Motion calls for creation of task force to examine options on protecting infants
The tragedy of child abandonment was highlighted last month when the body of a newborn girl was found in a blanket near North Bend. King County Councilmembers Reagan Dunn and Kathy Lambert want King County to become a leader in preventing abandonment by increasing awareness of the options available to safely surrender newborns.
“This tragic incident demonstrates there is still work to be done to make sure people are aware of safe alternatives to surrender newborns,” said Councilmember Dunn, lead sponsor of the Motion. “I look forward to reviewing the recommendations of the task force so we can begin work to increase awareness of the Safety of Newborn Children Law in King County.”
On Feb. 12, a walker discovered the body of a girl in a wooded area in North Bend. Authorities named the newborn Kimball Doe because the body was found near Kimball Creek Bridge. Kimball’s fate may have been averted if her parents had taken advantage of a state law that provides an alternative to abandonment that has been in effect since 2002.
In Washington state, parents can leave newborns with qualified individuals at hospitals, fire stations or federally designated rural health clinics. The Safety of Newborn Children Law allows parents to do this anonymously up to 72 hours after the birth of a child without fear of prosecution for abandonment.
“The recent incident where a newborn baby was left to die by the side of the road shows that we have much work to do to make citizens aware of other alternatives,” said Councilmember Kathy Lambert. “A frightened new mother should not feel like her only option is abandonment. This legislation is the right thing to do and I support it wholeheartedly.”
Councilmembers Dunn and Lambert are introducing a motion calling on the County Executive to create a task force to examine ways of increasing awareness of the safe surrender alternative for parents.
"We should do everything we can to avoid similar tragedies by educating new mothers about all of their options with their newborns," said Sheriff John Urquhart. "I commend Councilmembers Dunn and Lambert on their work on this important issue.”

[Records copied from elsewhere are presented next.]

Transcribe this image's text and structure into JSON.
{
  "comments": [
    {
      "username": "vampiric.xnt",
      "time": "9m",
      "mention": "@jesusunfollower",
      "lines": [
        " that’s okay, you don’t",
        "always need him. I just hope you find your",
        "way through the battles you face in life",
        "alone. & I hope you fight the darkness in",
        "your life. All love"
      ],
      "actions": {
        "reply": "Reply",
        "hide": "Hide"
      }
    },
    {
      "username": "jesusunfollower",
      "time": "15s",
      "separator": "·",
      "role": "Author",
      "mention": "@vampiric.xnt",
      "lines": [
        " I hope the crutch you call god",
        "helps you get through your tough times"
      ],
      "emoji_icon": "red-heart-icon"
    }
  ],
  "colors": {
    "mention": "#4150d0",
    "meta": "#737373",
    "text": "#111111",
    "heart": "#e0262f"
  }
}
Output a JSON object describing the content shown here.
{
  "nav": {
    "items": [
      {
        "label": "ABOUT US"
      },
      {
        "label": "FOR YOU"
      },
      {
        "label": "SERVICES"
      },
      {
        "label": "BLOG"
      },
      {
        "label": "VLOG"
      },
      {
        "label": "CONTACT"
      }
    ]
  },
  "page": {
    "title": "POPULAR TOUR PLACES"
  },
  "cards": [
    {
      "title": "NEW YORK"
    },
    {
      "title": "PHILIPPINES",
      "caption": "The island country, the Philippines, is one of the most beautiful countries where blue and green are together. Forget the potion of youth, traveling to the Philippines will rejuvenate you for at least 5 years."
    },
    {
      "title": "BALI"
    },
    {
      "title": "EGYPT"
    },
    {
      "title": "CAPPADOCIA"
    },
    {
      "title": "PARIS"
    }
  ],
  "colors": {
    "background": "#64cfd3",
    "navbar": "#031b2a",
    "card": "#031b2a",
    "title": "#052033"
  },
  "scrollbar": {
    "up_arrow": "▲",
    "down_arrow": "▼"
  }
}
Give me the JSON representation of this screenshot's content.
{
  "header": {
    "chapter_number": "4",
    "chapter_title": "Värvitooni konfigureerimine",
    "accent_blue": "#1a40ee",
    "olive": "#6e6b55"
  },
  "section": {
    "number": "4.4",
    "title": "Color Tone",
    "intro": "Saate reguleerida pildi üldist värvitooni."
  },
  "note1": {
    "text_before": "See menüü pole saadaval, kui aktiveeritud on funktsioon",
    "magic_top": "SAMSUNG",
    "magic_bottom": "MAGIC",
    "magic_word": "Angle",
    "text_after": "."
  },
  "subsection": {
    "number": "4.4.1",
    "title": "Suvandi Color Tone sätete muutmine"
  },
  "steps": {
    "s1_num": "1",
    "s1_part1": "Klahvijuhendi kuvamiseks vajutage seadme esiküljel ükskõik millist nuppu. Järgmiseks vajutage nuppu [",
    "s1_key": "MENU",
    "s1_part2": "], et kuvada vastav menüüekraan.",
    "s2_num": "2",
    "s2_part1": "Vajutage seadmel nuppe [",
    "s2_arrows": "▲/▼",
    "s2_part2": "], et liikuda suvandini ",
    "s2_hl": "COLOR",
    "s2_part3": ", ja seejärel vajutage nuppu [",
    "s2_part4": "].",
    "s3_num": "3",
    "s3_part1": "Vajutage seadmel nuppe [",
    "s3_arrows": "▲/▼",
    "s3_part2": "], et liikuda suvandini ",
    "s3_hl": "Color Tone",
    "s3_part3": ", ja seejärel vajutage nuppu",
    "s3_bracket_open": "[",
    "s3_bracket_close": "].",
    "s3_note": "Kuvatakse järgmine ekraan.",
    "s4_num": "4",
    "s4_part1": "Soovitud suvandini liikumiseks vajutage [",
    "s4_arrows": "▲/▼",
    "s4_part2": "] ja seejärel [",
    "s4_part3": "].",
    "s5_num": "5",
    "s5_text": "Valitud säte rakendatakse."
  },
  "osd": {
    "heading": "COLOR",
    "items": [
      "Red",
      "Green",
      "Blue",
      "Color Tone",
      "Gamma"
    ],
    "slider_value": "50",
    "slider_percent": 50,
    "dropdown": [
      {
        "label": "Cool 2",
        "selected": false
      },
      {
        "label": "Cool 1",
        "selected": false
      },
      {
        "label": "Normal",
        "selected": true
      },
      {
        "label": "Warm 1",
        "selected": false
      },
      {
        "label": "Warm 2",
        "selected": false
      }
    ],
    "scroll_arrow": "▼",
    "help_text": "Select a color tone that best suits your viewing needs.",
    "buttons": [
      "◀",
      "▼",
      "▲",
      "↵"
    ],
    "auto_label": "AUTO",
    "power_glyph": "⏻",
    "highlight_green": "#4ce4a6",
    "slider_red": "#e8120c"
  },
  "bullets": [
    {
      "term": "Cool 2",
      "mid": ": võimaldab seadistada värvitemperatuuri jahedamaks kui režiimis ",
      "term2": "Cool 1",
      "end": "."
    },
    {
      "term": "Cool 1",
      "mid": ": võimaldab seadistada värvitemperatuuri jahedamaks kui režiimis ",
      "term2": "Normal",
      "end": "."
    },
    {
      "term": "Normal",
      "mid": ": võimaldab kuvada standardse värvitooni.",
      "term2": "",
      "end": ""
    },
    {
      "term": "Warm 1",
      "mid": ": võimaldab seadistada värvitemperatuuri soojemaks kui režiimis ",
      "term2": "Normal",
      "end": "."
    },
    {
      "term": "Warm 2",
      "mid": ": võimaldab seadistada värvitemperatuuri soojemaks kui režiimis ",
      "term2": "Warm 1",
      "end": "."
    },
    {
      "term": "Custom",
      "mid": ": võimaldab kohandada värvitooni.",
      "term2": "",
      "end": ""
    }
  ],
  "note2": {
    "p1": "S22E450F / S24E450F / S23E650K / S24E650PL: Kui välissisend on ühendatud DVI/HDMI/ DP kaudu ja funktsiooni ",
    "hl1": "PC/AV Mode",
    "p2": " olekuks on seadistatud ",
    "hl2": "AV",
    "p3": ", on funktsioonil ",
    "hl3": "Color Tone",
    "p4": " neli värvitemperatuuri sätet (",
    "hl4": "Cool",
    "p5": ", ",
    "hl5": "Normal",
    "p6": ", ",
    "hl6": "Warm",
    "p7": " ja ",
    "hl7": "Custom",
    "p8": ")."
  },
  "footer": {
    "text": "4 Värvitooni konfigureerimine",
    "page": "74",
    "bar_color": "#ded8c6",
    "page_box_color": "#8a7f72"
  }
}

The task force would consist of representatives from the Executive and Council, local cities, health care institutions, public health, the criminal justice system, human service agencies, and first responders.
The motion calls for the task force to be in place by April 30 and to provide the Council and the Executive recommendations that include:
- How the County can engage in a collaborative campaign on educating service providers and the public about safe surrender of newborns;
- Ways to work with the state to obtain useful, timely data on instances of safe surrender and newborn abandonment;
- Examining whether the program should expand through state legislation the locations where newborns can be accepted.
The proposed motion calls on the task force to present its report to the Council by October 30, 2014.